BOYNTON BEACH, Fla. (AP) — Florida authorities arrested two teenagers Friday for making shooting threats against two separate schools, days after the mass bloodshed in Parkland.

The cases are the latest among dozens of threats involving students who express to other classmates or on social media networks that they plan to shoot up schools, officials said.

A national organization that tracks school threats says it has recorded about 50 a day on average since 17 people were killed in the mass shooting at Marjory Stoneman Douglas High School, compared with about 10 a day on average.

The Boynton Beach police spokeswoman Stephanie Slater said that a 14-year-old boy told two other students in a Facetime video call that he was going to attack SouthTech Preparatory Academy. In the chat, the student showed what appeared to be two different firearms.

Officers placed the school and a nearby preschool on lockdown while they tried to locate the student on Friday. But detectives found him inside a home, arrested him and recovered an air rifle and air pistol. No actual weapons were found, but the teen was charged with disrupting a school function.

Separately, the Clay County Sheriff's Office says it arrested a 13-year-old girl in a Jacksonville suburb for making threats through social media to attack a junior high school. The student faces two felony charges. The sheriff's office says it had already made another arrest in the same suburb since the Feb. 14 attack in Parkland.

Sheriff Darryl Daniels said in a press conference late Friday that the Oakleaf Junior High School student tried to cover her tracks and reported the post, but deputies traced it back to her.

"It's not cute, children, to make these types of posts. There's more serious things going on," Daniels said. "Knock that crap off."

The Ohio-based Educators School Safety Network says school threats are on the rise nationwide since the Florida shooting, including dozens on social media, about 10 incidents where a gun was brought to school and 22 bomb threats.
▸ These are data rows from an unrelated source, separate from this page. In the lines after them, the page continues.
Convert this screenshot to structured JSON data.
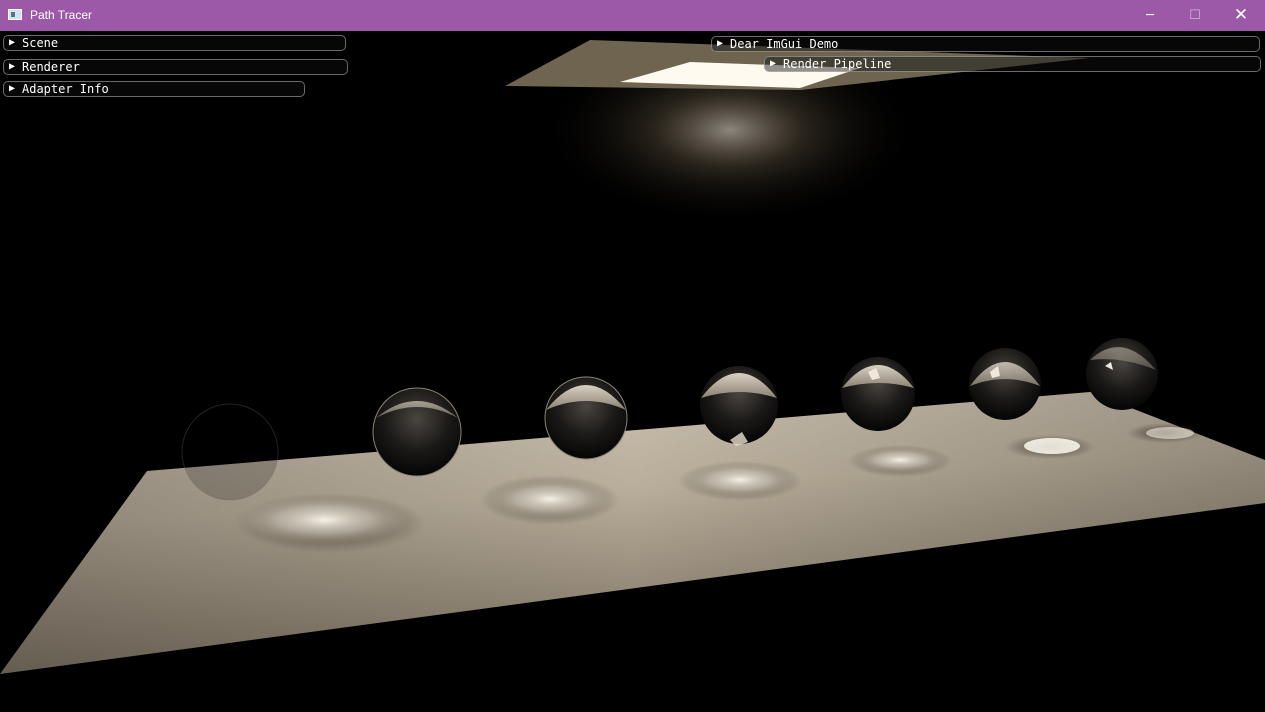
{
  "window": {
    "title": "Path Tracer",
    "controls": {
      "minimize": "─",
      "maximize": "☐",
      "close": "✕"
    }
  },
  "imgui": {
    "arrow": "▶",
    "left_headers": [
      "Scene",
      "Renderer",
      "Adapter Info"
    ],
    "right_headers": [
      "Dear ImGui Demo",
      "Render Pipeline"
    ]
  },
  "colors": {
    "titlebar": "#9b59a8",
    "floor": "#c2b8a6",
    "background": "#000000"
  }
}
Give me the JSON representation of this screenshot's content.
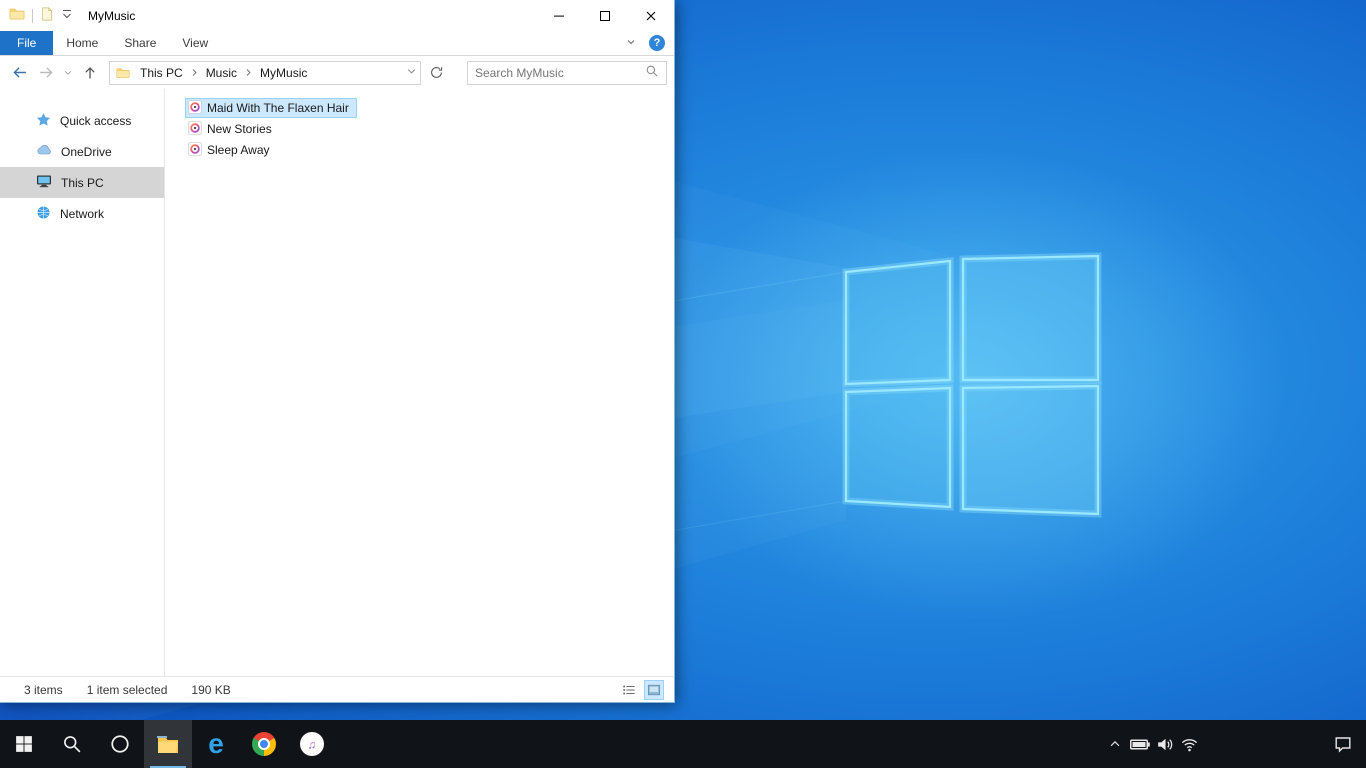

The organization has tracked more than 350 school-based threats from Feb. 15 to last Thursday.